Cycling is great - but speedy bikers threaten pedestrians. Photo / Paul Charman
Cycling is great - but speedy bikers threaten pedestrians. Photo / Paul Charman

Sister Mary Elephant

With so many beautiful buildings it is tempting to take a boat cruise around Copenhagen's many inter-linking waterways. But the low-profile craft only just fit under the city's many low bridges. Stand up to take a photo at the wrong time and you might lose your head. To be fair, there's always a tour guide, who sounds a lot like Sister Mary Elephant to remind you to sit down in time. She says it gently at first — then bellows it out. But these cruises are great, we went twice.

Pusher Street

Freetown is a small portion of Copenhagen which was taken over by hippies many years ago. I don't question the decision to allow the city's misfits to congregate in just 34 just hectares of the inner-city. It's probably useful to keep an eye on them. But I don't see any need to visit them there either. On Pusher Street we saw young thugs disguised in ski masks, apparently guarding the large blocks of hash on display for sale. Meanwhile, some signs in Pusher Street confusingly remind you that that is "illegal" to purchase drugs there; while others forbid taking photos.

But the place is great

Yes, it would be unfair to end without stating categorically that — despite having given one tiny portion of its main city to the hippies — Denmark is wonderfully safe for tourists. This applies all ages and both sexes, and (allowing for some common sense) the place actually seems far safer than New Zealand. Danes are polite and friendly; the countryside is lush and attractive — if a little flat; buildings and housing stock are far better looking and much longer lasting than ours.

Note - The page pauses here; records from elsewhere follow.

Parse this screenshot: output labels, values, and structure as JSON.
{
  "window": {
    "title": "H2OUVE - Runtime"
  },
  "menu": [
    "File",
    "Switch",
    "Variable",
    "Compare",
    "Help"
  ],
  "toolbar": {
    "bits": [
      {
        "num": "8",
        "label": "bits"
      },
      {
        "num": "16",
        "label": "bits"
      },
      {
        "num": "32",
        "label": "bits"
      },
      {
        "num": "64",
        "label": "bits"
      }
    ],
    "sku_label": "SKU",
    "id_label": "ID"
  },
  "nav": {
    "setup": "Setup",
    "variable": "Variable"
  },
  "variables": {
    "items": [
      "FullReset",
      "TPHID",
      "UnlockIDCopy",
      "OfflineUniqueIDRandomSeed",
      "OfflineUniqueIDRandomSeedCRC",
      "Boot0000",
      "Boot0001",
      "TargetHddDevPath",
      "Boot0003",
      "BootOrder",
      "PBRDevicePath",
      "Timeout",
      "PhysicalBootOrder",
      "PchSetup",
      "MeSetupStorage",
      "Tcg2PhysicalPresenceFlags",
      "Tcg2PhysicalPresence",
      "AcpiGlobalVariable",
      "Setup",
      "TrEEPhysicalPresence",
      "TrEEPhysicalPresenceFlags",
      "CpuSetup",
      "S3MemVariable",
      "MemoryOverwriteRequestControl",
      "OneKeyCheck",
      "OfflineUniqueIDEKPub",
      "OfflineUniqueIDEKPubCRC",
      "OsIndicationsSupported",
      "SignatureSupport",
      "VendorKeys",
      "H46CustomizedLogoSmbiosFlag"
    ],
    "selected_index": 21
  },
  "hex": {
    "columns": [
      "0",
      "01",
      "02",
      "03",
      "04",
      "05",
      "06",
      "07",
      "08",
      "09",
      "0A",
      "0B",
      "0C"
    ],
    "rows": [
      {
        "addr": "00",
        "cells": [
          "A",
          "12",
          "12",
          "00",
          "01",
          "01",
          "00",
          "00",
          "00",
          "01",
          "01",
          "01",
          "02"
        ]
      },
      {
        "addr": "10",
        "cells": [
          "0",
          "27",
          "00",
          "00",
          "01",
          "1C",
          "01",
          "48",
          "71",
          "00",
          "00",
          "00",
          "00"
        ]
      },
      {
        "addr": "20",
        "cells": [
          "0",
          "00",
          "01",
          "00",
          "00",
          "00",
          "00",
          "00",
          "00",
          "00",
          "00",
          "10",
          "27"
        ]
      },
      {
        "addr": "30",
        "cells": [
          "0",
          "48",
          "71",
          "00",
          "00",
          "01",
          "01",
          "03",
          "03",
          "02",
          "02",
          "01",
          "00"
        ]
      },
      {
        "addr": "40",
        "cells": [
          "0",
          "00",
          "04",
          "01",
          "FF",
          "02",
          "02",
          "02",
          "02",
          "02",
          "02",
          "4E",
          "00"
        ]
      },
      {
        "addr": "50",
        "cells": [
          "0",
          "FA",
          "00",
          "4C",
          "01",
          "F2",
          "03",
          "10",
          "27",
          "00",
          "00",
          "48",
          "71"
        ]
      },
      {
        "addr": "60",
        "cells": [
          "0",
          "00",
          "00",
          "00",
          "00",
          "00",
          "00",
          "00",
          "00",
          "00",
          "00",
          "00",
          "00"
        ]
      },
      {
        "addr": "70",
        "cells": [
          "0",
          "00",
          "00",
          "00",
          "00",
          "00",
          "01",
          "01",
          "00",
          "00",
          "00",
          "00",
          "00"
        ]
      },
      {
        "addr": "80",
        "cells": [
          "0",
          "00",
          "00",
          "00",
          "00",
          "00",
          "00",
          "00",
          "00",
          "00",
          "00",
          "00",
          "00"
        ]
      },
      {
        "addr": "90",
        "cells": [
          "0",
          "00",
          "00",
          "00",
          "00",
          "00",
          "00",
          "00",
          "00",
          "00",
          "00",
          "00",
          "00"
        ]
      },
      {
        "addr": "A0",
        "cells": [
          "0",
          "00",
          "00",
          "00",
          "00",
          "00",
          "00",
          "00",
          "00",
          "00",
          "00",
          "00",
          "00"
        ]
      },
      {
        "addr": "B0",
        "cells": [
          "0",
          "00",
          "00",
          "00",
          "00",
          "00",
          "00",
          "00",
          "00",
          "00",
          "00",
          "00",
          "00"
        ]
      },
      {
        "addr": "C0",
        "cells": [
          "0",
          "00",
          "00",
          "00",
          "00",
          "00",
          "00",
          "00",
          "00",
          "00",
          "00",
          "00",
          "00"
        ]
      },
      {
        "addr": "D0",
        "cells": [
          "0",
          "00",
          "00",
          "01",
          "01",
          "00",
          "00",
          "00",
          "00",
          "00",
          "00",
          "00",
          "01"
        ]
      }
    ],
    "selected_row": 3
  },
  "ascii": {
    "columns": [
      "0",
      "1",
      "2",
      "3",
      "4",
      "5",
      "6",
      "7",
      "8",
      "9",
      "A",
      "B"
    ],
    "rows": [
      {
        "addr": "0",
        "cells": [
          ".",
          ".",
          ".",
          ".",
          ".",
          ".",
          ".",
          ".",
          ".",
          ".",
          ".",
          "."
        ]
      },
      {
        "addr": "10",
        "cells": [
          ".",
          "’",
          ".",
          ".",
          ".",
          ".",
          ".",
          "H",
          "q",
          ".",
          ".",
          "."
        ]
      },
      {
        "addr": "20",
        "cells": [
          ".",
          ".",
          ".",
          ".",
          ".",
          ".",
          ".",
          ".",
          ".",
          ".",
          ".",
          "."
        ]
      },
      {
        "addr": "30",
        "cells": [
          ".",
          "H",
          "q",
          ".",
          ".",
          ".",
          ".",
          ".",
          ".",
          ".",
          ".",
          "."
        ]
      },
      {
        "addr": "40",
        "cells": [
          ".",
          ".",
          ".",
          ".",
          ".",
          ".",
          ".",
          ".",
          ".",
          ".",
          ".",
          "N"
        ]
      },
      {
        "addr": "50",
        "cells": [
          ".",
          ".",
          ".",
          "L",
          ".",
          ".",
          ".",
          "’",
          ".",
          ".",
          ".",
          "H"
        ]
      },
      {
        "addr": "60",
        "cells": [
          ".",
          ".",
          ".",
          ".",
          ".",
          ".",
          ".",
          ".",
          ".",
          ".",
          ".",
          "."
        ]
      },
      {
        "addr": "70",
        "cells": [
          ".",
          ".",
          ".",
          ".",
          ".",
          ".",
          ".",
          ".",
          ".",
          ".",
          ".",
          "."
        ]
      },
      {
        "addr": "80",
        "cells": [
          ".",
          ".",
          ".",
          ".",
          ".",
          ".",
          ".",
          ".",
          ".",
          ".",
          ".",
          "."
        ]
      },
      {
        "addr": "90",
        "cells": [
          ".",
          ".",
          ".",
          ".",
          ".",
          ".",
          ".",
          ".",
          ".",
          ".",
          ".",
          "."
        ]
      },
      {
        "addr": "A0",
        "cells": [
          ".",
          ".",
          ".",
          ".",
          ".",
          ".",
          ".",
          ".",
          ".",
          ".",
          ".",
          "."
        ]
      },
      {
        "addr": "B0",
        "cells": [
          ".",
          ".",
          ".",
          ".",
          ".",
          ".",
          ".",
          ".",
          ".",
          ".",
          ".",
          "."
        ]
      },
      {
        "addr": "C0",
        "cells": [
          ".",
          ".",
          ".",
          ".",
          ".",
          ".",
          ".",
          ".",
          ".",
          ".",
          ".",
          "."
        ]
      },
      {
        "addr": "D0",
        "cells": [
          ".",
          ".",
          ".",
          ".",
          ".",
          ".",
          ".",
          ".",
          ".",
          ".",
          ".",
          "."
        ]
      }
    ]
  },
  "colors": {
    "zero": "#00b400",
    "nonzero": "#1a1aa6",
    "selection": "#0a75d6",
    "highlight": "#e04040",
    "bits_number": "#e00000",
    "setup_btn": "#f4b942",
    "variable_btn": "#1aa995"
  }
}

A village church we entered was 950 years old, with walls half-a-metre thick. And it's safe to predict nothing being built to alleviate Auckland's housing crisis will last that long.

Buildings in Denmark are high among the reasons to visit. Photo / Paul Charman
Buildings in Denmark are high among the reasons to visit. Photo / Paul Charman